* [Exercise objective]
Exact repetition of the data below is required.

* [Data]
•••

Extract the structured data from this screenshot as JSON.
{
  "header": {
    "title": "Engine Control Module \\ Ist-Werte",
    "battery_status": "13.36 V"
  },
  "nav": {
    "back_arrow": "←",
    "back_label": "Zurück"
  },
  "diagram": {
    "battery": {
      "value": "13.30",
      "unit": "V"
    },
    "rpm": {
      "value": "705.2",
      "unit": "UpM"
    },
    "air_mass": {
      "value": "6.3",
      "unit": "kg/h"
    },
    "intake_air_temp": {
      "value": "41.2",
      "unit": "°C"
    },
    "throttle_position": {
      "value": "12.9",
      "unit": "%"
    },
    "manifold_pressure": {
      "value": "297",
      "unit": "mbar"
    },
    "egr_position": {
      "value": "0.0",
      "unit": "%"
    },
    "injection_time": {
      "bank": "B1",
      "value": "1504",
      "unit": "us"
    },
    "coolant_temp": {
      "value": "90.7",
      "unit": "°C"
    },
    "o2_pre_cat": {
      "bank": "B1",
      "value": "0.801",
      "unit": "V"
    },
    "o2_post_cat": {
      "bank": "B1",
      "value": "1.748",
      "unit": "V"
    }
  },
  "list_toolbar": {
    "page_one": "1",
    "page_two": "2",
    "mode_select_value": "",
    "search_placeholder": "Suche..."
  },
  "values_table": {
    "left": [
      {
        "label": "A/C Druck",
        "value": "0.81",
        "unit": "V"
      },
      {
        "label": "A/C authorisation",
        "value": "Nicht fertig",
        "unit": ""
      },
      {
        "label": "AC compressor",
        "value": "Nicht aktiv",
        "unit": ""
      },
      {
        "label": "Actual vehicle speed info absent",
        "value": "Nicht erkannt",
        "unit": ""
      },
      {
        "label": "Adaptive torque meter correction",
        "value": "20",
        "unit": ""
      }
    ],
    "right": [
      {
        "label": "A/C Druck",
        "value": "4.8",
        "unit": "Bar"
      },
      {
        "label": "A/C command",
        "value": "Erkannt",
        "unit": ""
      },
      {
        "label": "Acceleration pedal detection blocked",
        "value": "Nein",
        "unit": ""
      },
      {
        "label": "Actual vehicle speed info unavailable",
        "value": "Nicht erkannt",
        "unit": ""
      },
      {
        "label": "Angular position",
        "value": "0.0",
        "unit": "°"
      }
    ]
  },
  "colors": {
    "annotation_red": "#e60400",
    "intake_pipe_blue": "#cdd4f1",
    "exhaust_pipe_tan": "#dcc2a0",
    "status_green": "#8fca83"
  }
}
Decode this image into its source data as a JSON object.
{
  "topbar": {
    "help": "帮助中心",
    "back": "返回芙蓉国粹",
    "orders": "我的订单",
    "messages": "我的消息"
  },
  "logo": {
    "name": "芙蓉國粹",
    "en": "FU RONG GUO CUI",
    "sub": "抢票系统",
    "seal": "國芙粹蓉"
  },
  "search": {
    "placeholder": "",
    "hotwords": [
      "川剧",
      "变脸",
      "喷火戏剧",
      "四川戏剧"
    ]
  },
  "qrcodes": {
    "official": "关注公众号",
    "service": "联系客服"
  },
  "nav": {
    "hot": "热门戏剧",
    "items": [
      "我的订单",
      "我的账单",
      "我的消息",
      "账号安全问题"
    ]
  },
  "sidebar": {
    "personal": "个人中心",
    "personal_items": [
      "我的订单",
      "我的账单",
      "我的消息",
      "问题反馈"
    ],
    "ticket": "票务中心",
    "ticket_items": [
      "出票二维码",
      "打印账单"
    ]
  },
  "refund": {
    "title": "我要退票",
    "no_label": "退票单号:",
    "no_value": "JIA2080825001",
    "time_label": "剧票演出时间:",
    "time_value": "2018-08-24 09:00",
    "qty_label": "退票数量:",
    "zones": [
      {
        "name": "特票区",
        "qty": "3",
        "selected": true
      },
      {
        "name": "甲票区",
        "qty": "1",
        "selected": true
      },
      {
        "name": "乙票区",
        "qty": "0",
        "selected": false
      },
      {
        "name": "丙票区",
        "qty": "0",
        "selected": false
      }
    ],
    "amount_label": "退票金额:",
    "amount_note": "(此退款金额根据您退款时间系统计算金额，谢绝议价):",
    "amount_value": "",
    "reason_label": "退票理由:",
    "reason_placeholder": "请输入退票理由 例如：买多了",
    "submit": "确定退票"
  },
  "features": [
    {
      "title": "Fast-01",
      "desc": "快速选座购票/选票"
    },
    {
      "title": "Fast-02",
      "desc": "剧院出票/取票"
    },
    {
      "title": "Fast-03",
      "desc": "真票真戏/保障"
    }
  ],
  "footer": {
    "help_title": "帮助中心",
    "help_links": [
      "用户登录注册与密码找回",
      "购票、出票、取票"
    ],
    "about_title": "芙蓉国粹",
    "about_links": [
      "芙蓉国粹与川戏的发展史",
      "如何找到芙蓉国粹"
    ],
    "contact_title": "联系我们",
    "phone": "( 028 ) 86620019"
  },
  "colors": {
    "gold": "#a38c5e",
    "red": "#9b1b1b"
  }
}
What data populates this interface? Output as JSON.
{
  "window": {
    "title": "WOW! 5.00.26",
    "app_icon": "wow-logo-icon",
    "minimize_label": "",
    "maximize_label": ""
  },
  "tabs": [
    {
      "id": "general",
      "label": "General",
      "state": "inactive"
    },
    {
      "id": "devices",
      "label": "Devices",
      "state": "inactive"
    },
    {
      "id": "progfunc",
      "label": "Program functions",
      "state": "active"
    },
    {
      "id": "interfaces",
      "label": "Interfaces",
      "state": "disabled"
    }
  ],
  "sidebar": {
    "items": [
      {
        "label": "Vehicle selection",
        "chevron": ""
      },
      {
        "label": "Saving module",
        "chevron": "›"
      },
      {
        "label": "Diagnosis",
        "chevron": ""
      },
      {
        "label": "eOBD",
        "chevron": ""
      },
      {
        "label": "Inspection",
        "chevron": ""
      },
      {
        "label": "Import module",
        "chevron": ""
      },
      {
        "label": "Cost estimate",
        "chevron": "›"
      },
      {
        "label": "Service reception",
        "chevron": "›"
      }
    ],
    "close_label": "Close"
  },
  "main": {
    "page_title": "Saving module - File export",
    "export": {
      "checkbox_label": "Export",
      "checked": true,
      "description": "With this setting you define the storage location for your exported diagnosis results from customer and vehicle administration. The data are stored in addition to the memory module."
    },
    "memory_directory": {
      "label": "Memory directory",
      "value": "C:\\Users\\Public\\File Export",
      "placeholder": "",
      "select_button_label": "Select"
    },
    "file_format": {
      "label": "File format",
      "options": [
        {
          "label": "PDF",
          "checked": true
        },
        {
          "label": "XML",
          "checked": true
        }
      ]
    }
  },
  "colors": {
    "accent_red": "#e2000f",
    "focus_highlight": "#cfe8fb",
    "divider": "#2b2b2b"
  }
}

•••

* [Answer box]
Extract the structured data from this screenshot as JSON.
{
  "header": {
    "title": "Engine Control Module \\ Ist-Werte",
    "battery_status": "13.36 V"
  },
  "nav": {
    "back_arrow": "←",
    "back_label": "Zurück"
  },
  "diagram": {
    "battery": {
      "value": "13.30",
      "unit": "V"
    },
    "rpm": {
      "value": "705.2",
      "unit": "UpM"
    },
    "air_mass": {
      "value": "6.3",
      "unit": "kg/h"
    },
    "intake_air_temp": {
      "value": "41.2",
      "unit": "°C"
    },
    "throttle_position": {
      "value": "12.9",
      "unit": "%"
    },
    "manifold_pressure": {
      "value": "297",
      "unit": "mbar"
    },
    "egr_position": {
      "value": "0.0",
      "unit": "%"
    },
    "injection_time": {
      "bank": "B1",
      "value": "1504",
      "unit": "us"
    },
    "coolant_temp": {
      "value": "90.7",
      "unit": "°C"
    },
    "o2_pre_cat": {
      "bank": "B1",
      "value": "0.801",
      "unit": "V"
    },
    "o2_post_cat": {
      "bank": "B1",
      "value": "1.748",
      "unit": "V"
    }
  },
  "list_toolbar": {
    "page_one": "1",
    "page_two": "2",
    "mode_select_value": "",
    "search_placeholder": "Suche..."
  },
  "values_table": {
    "left": [
      {
        "label": "A/C Druck",
        "value": "0.81",
        "unit": "V"
      },
      {
        "label": "A/C authorisation",
        "value": "Nicht fertig",
        "unit": ""
      },
      {
        "label": "AC compressor",
        "value": "Nicht aktiv",
        "unit": ""
      },
      {
        "label": "Actual vehicle speed info absent",
        "value": "Nicht erkannt",
        "unit": ""
      },
      {
        "label": "Adaptive torque meter correction",
        "value": "20",
        "unit": ""
      }
    ],
    "right": [
      {
        "label": "A/C Druck",
        "value": "4.8",
        "unit": "Bar"
      },
      {
        "label": "A/C command",
        "value": "Erkannt",
        "unit": ""
      },
      {
        "label": "Acceleration pedal detection blocked",
        "value": "Nein",
        "unit": ""
      },
      {
        "label": "Actual vehicle speed info unavailable",
        "value": "Nicht erkannt",
        "unit": ""
      },
      {
        "label": "Angular position",
        "value": "0.0",
        "unit": "°"
      }
    ]
  },
  "colors": {
    "annotation_red": "#e60400",
    "intake_pipe_blue": "#cdd4f1",
    "exhaust_pipe_tan": "#dcc2a0",
    "status_green": "#8fca83"
  }
}
Decode this image into its source data as a JSON object.
{
  "topbar": {
    "help": "帮助中心",
    "back": "返回芙蓉国粹",
    "orders": "我的订单",
    "messages": "我的消息"
  },
  "logo": {
    "name": "芙蓉國粹",
    "en": "FU RONG GUO CUI",
    "sub": "抢票系统",
    "seal": "國芙粹蓉"
  },
  "search": {
    "placeholder": "",
    "hotwords": [
      "川剧",
      "变脸",
      "喷火戏剧",
      "四川戏剧"
    ]
  },
  "qrcodes": {
    "official": "关注公众号",
    "service": "联系客服"
  },
  "nav": {
    "hot": "热门戏剧",
    "items": [
      "我的订单",
      "我的账单",
      "我的消息",
      "账号安全问题"
    ]
  },
  "sidebar": {
    "personal": "个人中心",
    "personal_items": [
      "我的订单",
      "我的账单",
      "我的消息",
      "问题反馈"
    ],
    "ticket": "票务中心",
    "ticket_items": [
      "出票二维码",
      "打印账单"
    ]
  },
  "refund": {
    "title": "我要退票",
    "no_label": "退票单号:",
    "no_value": "JIA2080825001",
    "time_label": "剧票演出时间:",
    "time_value": "2018-08-24 09:00",
    "qty_label": "退票数量:",
    "zones": [
      {
        "name": "特票区",
        "qty": "3",
        "selected": true
      },
      {
        "name": "甲票区",
        "qty": "1",
        "selected": true
      },
      {
        "name": "乙票区",
        "qty": "0",
        "selected": false
      },
      {
        "name": "丙票区",
        "qty": "0",
        "selected": false
      }
    ],
    "amount_label": "退票金额:",
    "amount_note": "(此退款金额根据您退款时间系统计算金额，谢绝议价):",
    "amount_value": "",
    "reason_label": "退票理由:",
    "reason_placeholder": "请输入退票理由 例如：买多了",
    "submit": "确定退票"
  },
  "features": [
    {
      "title": "Fast-01",
      "desc": "快速选座购票/选票"
    },
    {
      "title": "Fast-02",
      "desc": "剧院出票/取票"
    },
    {
      "title": "Fast-03",
      "desc": "真票真戏/保障"
    }
  ],
  "footer": {
    "help_title": "帮助中心",
    "help_links": [
      "用户登录注册与密码找回",
      "购票、出票、取票"
    ],
    "about_title": "芙蓉国粹",
    "about_links": [
      "芙蓉国粹与川戏的发展史",
      "如何找到芙蓉国粹"
    ],
    "contact_title": "联系我们",
    "phone": "( 028 ) 86620019"
  },
  "colors": {
    "gold": "#a38c5e",
    "red": "#9b1b1b"
  }
}
What data populates this interface? Output as JSON.
{
  "window": {
    "title": "WOW! 5.00.26",
    "app_icon": "wow-logo-icon",
    "minimize_label": "",
    "maximize_label": ""
  },
  "tabs": [
    {
      "id": "general",
      "label": "General",
      "state": "inactive"
    },
    {
      "id": "devices",
      "label": "Devices",
      "state": "inactive"
    },
    {
      "id": "progfunc",
      "label": "Program functions",
      "state": "active"
    },
    {
      "id": "interfaces",
      "label": "Interfaces",
      "state": "disabled"
    }
  ],
  "sidebar": {
    "items": [
      {
        "label": "Vehicle selection",
        "chevron": ""
      },
      {
        "label": "Saving module",
        "chevron": "›"
      },
      {
        "label": "Diagnosis",
        "chevron": ""
      },
      {
        "label": "eOBD",
        "chevron": ""
      },
      {
        "label": "Inspection",
        "chevron": ""
      },
      {
        "label": "Import module",
        "chevron": ""
      },
      {
        "label": "Cost estimate",
        "chevron": "›"
      },
      {
        "label": "Service reception",
        "chevron": "›"
      }
    ],
    "close_label": "Close"
  },
  "main": {
    "page_title": "Saving module - File export",
    "export": {
      "checkbox_label": "Export",
      "checked": true,
      "description": "With this setting you define the storage location for your exported diagnosis results from customer and vehicle administration. The data are stored in addition to the memory module."
    },
    "memory_directory": {
      "label": "Memory directory",
      "value": "C:\\Users\\Public\\File Export",
      "placeholder": "",
      "select_button_label": "Select"
    },
    "file_format": {
      "label": "File format",
      "options": [
        {
          "label": "PDF",
          "checked": true
        },
        {
          "label": "XML",
          "checked": true
        }
      ]
    }
  },
  "colors": {
    "accent_red": "#e2000f",
    "focus_highlight": "#cfe8fb",
    "divider": "#2b2b2b"
  }
}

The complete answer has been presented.